- [WHAT THE TASK ASKS]
Examine each line in the records below for the word "heading". Report how many lines contain it, and nothing else.

Excerpts from an interface dataset:
+===+
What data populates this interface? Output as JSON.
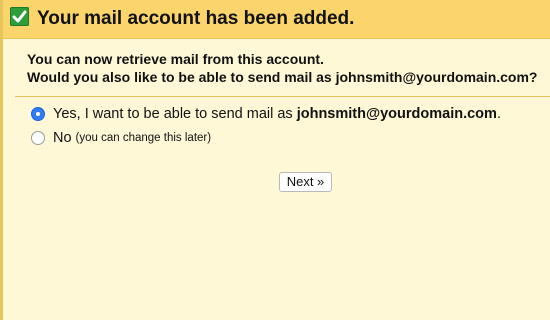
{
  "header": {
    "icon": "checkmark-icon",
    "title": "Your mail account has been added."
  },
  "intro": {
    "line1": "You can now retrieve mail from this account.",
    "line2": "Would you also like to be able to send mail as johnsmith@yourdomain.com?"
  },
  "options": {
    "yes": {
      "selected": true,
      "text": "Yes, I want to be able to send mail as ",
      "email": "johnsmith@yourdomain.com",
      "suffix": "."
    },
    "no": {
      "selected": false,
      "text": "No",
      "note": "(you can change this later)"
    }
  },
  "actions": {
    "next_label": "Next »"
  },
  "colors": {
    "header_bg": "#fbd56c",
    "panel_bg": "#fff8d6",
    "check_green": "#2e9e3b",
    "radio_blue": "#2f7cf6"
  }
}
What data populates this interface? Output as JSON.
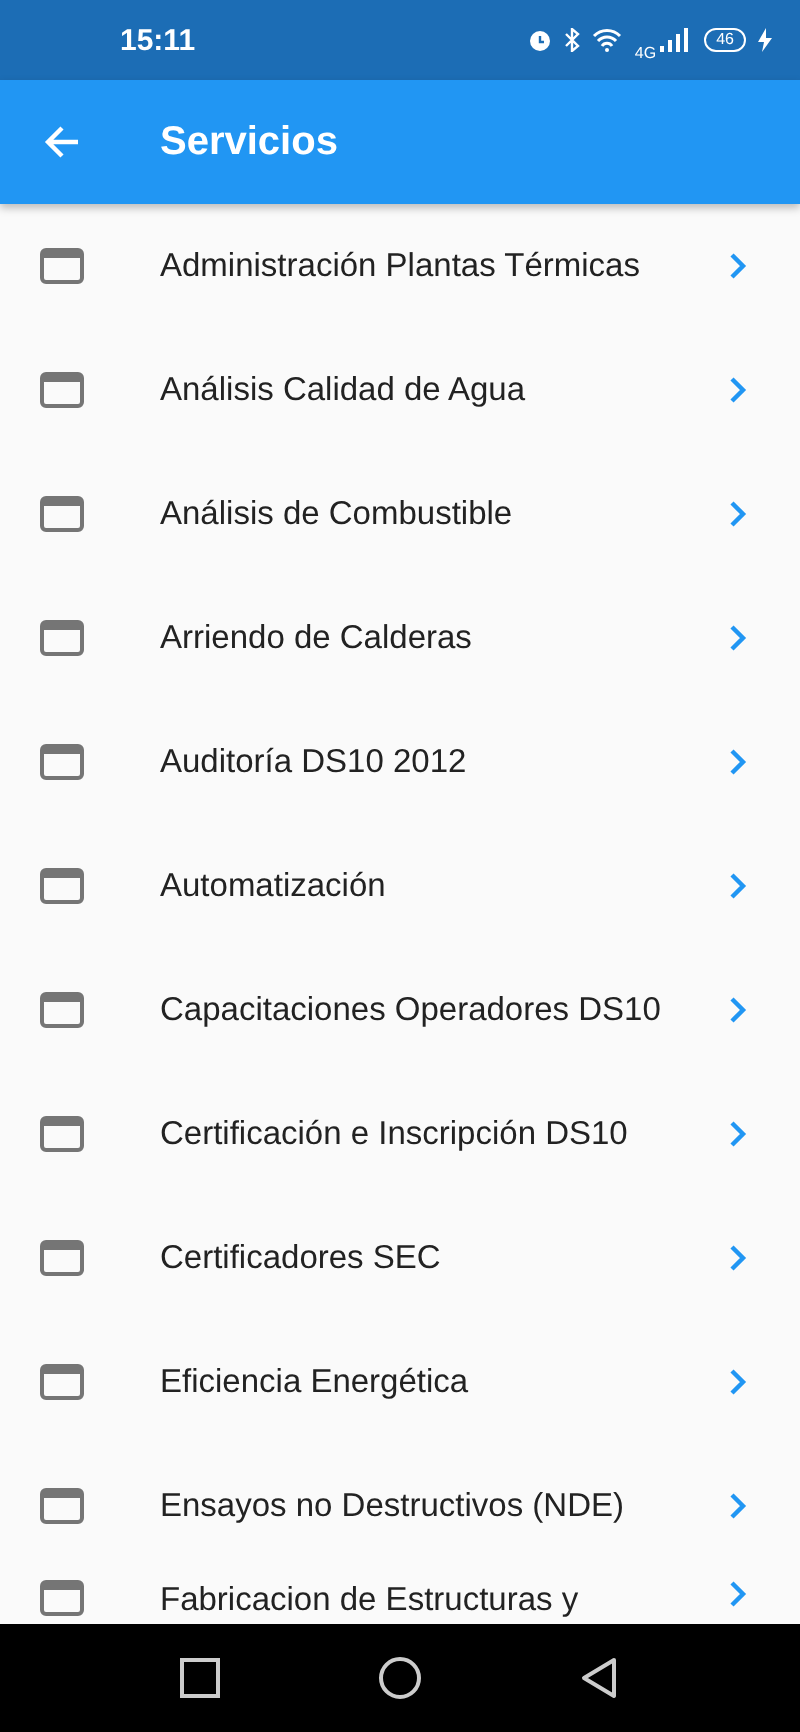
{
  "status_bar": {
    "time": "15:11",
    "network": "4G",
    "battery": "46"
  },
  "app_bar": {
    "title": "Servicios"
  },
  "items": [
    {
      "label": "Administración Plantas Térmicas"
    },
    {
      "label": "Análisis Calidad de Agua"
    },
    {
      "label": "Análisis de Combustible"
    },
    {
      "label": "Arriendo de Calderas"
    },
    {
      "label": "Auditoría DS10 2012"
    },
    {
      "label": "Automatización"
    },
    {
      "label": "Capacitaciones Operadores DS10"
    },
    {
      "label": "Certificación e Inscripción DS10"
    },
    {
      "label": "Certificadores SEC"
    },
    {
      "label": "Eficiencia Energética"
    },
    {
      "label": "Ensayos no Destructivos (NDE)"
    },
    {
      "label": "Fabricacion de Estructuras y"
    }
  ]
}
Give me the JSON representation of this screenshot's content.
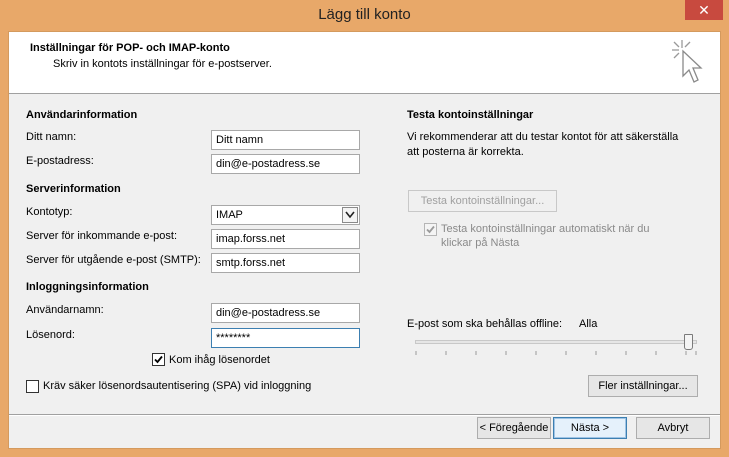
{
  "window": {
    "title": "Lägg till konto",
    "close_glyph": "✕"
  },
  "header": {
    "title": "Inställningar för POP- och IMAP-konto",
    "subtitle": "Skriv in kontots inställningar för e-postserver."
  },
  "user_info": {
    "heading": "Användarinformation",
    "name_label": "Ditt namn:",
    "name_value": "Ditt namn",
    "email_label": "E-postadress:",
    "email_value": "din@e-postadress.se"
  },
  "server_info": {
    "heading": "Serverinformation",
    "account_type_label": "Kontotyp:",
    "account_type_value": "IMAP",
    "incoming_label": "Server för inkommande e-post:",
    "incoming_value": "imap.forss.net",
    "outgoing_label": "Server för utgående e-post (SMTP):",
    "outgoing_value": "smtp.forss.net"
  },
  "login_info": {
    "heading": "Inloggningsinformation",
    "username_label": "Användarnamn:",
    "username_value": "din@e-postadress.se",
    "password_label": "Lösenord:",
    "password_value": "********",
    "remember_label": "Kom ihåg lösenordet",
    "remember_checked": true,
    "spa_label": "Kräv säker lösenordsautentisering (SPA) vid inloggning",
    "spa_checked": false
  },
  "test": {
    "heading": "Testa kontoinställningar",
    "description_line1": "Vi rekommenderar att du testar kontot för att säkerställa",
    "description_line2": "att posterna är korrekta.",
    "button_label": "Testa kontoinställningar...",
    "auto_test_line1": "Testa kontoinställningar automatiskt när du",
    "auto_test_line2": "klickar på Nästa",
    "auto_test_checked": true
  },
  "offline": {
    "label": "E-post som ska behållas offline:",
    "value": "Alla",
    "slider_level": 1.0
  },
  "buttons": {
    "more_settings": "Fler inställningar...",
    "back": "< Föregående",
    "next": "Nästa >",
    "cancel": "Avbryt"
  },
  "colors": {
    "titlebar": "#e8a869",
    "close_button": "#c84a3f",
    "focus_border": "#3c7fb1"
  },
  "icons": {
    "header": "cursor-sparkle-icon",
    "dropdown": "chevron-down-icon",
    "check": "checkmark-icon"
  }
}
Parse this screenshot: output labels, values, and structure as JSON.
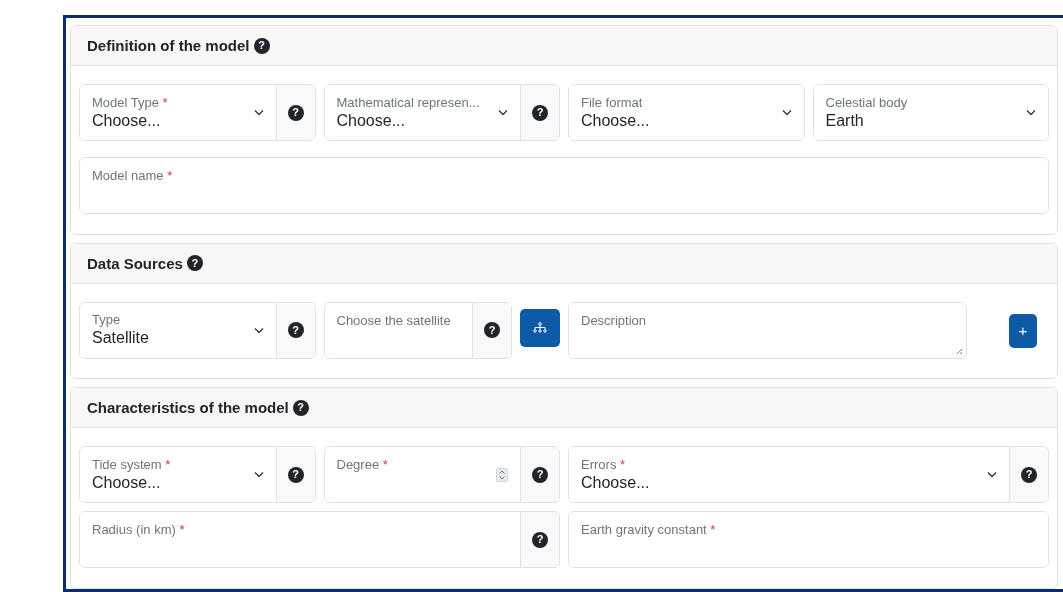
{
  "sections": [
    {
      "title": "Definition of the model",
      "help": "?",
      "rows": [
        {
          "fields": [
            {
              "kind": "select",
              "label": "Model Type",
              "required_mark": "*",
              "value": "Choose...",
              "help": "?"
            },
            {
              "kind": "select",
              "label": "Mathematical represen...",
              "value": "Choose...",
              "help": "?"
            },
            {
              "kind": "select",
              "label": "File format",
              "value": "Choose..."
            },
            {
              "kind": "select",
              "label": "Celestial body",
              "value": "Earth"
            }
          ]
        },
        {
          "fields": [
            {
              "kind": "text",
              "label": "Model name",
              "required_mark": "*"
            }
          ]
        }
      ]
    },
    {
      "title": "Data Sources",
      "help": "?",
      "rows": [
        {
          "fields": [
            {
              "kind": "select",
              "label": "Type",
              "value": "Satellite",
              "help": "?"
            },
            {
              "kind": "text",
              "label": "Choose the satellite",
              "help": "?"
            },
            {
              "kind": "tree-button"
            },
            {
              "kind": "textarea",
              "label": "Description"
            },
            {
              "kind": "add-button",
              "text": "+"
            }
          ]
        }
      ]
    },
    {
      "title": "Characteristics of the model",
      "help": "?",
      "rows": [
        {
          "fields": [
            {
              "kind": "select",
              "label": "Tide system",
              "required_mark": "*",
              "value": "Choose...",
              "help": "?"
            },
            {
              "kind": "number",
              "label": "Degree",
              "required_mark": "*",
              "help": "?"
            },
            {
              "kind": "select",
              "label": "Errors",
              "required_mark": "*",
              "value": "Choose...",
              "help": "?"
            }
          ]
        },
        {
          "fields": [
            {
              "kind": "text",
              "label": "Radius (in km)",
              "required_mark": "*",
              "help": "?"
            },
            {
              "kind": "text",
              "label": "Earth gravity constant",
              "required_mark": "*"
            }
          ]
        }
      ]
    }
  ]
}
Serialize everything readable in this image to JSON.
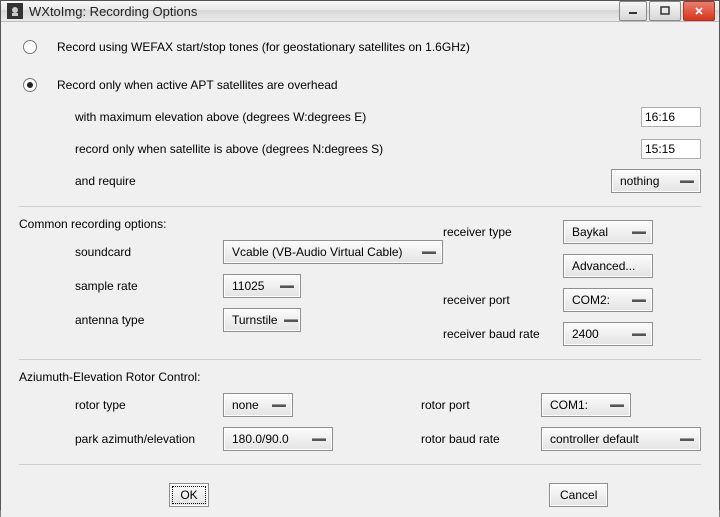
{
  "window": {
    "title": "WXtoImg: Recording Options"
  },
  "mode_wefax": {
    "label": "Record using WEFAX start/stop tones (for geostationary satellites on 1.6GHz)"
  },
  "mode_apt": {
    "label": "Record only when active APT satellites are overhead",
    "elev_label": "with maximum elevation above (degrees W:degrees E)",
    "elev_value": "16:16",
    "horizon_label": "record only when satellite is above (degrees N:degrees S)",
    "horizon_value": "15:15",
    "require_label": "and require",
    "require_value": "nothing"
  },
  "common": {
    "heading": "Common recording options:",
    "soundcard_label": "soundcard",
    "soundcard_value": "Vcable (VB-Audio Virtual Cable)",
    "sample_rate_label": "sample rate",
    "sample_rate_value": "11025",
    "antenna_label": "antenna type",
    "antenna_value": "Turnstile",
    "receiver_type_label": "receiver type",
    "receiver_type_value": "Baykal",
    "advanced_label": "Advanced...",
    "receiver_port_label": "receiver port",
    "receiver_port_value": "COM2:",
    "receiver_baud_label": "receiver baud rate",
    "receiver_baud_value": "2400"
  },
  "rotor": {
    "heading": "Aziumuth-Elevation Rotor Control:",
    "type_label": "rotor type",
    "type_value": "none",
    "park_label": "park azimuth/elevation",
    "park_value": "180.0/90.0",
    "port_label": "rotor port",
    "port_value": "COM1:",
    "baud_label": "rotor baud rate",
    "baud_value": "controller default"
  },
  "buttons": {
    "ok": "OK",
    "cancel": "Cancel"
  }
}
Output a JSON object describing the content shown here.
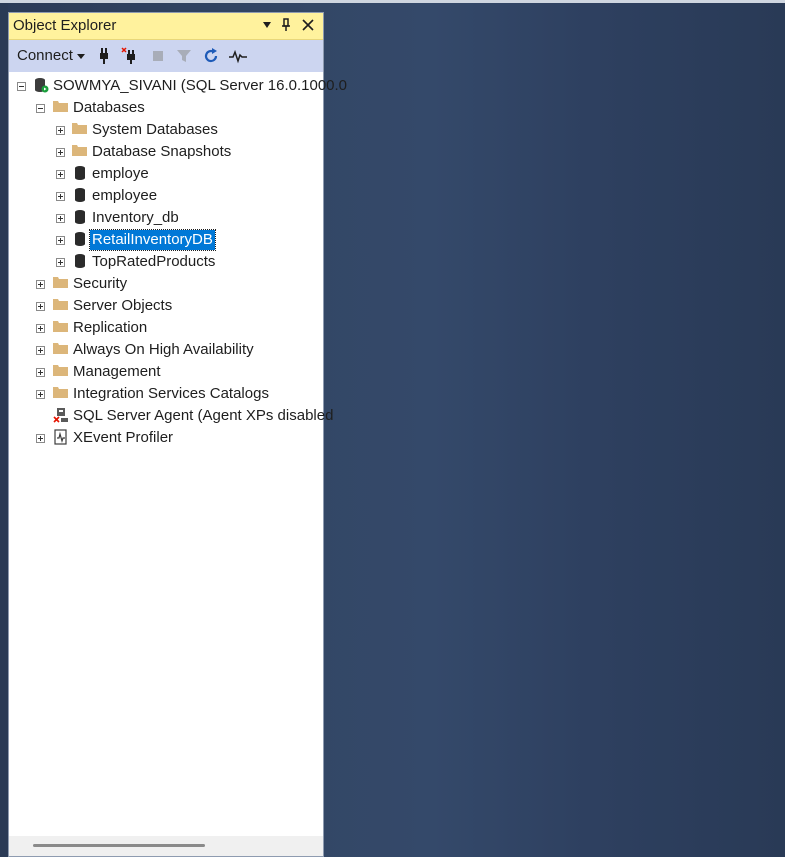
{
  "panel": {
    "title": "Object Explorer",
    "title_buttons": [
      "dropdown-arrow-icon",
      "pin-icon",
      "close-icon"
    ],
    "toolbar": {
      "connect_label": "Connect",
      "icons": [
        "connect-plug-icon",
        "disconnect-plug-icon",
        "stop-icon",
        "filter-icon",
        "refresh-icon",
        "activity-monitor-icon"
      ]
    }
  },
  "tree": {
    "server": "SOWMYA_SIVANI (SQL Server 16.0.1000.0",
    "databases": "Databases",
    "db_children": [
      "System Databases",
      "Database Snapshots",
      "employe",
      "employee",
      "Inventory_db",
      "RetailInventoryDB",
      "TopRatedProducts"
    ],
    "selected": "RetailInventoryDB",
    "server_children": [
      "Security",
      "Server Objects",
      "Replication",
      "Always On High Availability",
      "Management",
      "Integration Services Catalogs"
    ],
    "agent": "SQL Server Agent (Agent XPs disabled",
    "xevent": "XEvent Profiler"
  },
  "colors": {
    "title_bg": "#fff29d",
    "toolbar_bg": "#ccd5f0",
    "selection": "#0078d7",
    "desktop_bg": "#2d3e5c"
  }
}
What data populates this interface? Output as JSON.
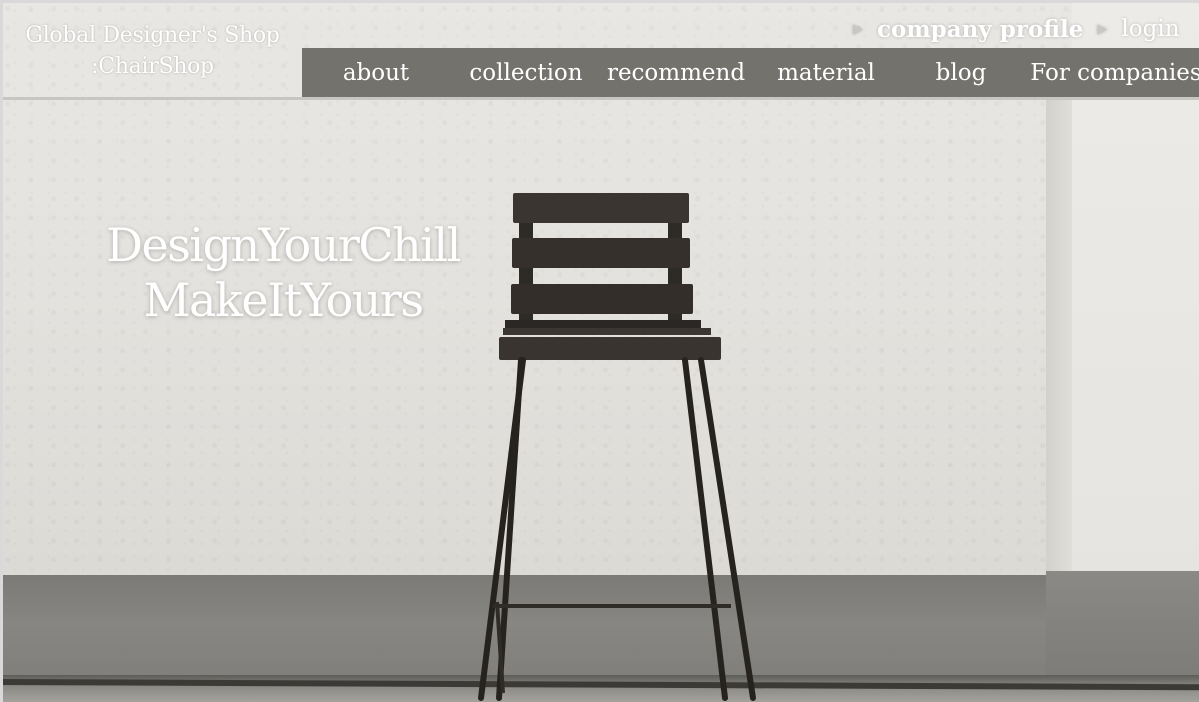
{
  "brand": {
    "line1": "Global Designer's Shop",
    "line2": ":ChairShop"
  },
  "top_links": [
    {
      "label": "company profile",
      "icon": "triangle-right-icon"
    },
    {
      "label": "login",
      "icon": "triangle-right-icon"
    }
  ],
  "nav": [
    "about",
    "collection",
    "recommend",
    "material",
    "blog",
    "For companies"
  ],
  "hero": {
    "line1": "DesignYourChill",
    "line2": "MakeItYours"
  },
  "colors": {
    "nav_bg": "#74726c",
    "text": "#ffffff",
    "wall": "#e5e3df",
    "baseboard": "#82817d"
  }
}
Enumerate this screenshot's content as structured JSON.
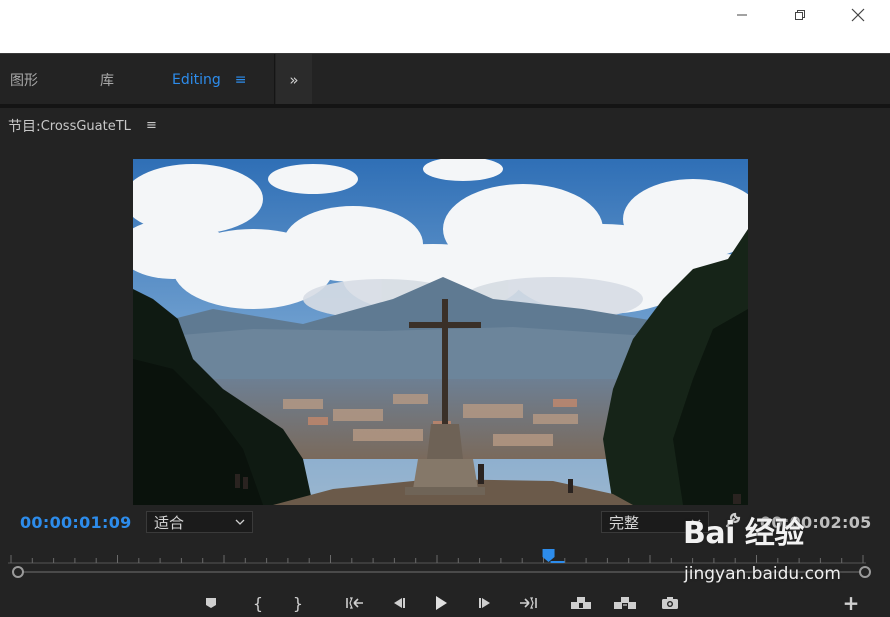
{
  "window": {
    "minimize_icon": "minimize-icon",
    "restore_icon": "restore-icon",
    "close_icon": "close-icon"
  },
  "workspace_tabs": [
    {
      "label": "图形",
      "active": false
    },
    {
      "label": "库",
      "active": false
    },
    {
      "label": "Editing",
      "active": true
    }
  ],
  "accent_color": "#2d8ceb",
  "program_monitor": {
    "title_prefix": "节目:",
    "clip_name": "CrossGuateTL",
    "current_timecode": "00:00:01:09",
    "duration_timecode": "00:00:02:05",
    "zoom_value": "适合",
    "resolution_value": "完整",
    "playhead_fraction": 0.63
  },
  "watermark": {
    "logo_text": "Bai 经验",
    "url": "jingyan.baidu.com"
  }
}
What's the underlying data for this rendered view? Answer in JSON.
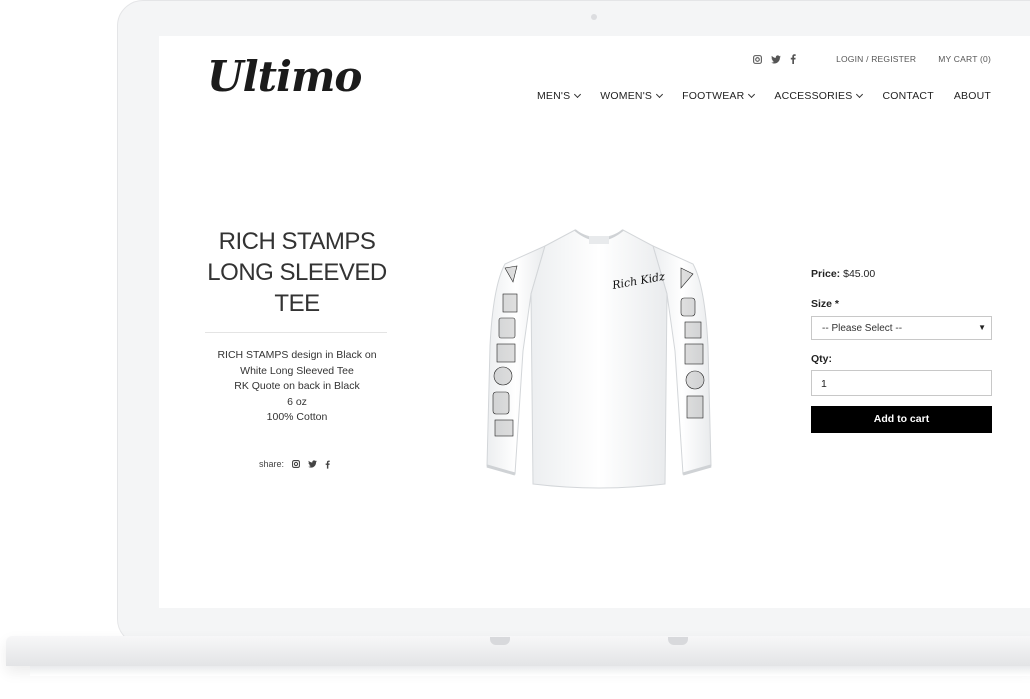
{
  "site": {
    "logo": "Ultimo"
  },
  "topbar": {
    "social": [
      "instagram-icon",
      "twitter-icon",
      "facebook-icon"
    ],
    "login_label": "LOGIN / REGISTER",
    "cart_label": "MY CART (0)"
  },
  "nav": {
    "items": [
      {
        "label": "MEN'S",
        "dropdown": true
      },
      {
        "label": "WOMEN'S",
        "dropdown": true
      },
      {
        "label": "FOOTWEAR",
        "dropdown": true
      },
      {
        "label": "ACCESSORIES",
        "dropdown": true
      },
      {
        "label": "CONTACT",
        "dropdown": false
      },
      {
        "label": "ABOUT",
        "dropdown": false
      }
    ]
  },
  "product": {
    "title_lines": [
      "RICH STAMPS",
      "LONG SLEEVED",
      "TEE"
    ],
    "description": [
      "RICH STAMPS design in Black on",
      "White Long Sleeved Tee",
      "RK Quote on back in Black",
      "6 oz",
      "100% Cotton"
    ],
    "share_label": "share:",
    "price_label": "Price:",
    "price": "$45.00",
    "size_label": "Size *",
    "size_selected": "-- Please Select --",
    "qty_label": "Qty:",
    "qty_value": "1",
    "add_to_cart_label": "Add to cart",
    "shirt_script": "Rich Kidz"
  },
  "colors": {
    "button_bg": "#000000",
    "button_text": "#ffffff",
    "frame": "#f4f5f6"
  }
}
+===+
- [ANSWER BOX]
6